We picked out the images together, I designed the album and then ordered it. I didn’t want to bother with arranging a time to meet with my client, so I just paid extra for the album company to drop ship to my client. I was patting myself on the back with just how smoothly the whole process had gone when I received this email from my client:
“I’ve been debating whether to contact you or not, but I really do love my photos and we invested a lot of money in getting this album made. I’m really unhappy with the album. It looks nothing like what you described to me in your studio. Please let me know how I can return this album to you.”
What went wrong:
There’s no substitute for actual real sample products. Clients need to see and feel albums and other products.
How to avoid this scenario:
There’s a reason that getting sample products made is part of the process of switching to in-person sales and it’s because it’s an important step! To be successful at anything, you need to be fully invested… and that means following every step of the process, without skipping anything. That being said, you don’t need ten sample albums to get started… you just need one.
There’s a lot of information out there about in-person sales and it can be hard to know where to start and which advice is actually good advice. We’ve spent months sifting through all the information we could find on in-person sales, interviewing industry experts and real photographers and compiling the best policies and best practices for in-person sales into a step-by-step guide… our In-Person Sales Course. It’s got everything you need, minus all the things you don’t. Click here to learn more.
From a very early age I loved taking pictures and looking at them in magazines and books, but the art of photography captured my heart when I was a teenager, on my first overseas trip to Wales. From that point, I began shooting with a little film SLR and having my friend model for me. In college I took some digital photography and visual communication courses as part of my communication studies major, and decided to pursue a career in photography. I became a legal business and took my first paid client at age 20, and it's been quite a journey and adventure over the past nine years.
I secretly bought a mail-order 35mm camera when I was 15, and took lots of ordinary photos of animals and nature for several years.

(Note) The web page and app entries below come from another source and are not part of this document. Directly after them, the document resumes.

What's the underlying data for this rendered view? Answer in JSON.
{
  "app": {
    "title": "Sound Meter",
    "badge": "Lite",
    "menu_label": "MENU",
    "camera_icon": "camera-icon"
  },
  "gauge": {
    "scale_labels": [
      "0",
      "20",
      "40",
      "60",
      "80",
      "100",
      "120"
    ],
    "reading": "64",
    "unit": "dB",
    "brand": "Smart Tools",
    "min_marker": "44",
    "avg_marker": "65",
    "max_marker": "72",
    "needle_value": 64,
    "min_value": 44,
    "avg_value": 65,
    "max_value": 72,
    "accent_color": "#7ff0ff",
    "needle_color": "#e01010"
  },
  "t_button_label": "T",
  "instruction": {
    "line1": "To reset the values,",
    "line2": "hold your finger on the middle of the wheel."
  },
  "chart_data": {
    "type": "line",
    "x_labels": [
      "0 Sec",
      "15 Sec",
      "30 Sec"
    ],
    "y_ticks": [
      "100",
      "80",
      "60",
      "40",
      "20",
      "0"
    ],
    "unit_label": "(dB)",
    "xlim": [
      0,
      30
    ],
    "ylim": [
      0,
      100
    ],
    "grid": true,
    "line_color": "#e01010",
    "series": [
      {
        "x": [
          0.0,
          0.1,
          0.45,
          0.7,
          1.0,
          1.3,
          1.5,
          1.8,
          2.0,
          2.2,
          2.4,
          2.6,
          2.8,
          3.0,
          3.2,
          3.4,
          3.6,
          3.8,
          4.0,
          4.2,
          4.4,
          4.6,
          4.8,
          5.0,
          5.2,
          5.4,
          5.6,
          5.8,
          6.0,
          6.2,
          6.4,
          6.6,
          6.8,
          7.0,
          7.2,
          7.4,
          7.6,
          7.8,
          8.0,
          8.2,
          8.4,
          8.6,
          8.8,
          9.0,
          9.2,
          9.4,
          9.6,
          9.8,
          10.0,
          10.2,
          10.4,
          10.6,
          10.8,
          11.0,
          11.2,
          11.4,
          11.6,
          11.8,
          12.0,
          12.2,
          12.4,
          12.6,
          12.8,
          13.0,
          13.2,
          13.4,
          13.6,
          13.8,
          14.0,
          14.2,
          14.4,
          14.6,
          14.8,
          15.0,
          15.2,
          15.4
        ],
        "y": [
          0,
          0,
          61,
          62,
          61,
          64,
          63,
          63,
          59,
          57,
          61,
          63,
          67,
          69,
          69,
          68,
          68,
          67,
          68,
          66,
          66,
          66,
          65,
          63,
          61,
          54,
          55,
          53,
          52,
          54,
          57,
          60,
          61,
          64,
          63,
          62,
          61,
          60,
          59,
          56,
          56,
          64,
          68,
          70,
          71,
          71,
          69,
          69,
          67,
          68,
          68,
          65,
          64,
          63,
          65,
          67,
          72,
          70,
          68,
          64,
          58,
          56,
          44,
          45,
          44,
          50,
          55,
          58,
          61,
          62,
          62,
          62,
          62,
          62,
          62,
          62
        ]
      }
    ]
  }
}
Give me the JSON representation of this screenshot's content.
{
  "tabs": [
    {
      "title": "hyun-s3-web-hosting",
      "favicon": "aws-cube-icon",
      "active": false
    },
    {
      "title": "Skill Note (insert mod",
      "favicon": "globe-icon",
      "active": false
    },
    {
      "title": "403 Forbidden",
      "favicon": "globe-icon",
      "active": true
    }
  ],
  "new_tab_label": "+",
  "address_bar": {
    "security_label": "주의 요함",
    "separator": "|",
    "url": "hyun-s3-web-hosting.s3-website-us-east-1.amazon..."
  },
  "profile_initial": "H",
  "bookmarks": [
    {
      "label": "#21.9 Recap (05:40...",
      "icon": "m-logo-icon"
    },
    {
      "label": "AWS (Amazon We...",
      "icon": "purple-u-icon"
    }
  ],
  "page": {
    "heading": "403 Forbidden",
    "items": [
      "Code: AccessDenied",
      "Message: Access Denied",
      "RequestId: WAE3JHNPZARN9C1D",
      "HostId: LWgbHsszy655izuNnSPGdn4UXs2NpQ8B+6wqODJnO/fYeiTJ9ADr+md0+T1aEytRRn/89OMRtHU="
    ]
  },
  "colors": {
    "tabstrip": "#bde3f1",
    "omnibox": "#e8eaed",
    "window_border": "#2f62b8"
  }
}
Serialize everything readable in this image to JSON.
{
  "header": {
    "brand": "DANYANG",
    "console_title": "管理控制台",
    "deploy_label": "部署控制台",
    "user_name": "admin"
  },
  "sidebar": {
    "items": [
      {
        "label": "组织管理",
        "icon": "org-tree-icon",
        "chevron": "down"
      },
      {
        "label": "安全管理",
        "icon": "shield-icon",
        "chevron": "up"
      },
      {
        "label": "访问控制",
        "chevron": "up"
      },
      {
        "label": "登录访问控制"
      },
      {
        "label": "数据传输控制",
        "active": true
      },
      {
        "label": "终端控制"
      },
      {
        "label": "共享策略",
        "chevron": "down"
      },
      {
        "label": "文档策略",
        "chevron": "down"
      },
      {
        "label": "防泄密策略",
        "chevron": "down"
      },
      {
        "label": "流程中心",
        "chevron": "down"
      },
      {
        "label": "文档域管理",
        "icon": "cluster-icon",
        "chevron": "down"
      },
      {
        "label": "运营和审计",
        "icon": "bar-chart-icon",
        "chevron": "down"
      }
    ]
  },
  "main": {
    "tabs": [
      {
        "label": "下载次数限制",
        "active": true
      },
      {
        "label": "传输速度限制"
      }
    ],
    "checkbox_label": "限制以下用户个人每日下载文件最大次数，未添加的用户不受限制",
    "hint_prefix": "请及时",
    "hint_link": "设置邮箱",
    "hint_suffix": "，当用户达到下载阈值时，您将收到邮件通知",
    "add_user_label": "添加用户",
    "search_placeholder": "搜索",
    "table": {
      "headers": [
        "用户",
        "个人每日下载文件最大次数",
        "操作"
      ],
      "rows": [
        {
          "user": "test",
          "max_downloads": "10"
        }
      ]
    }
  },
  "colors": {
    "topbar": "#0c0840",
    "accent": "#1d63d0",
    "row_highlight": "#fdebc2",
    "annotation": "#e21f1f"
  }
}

Although I majored in art and studied photography in college, my career started in marketing and advertising, from the client service end. Then I had the most beautiful baby, found my old camera and realized how much I love photographing people.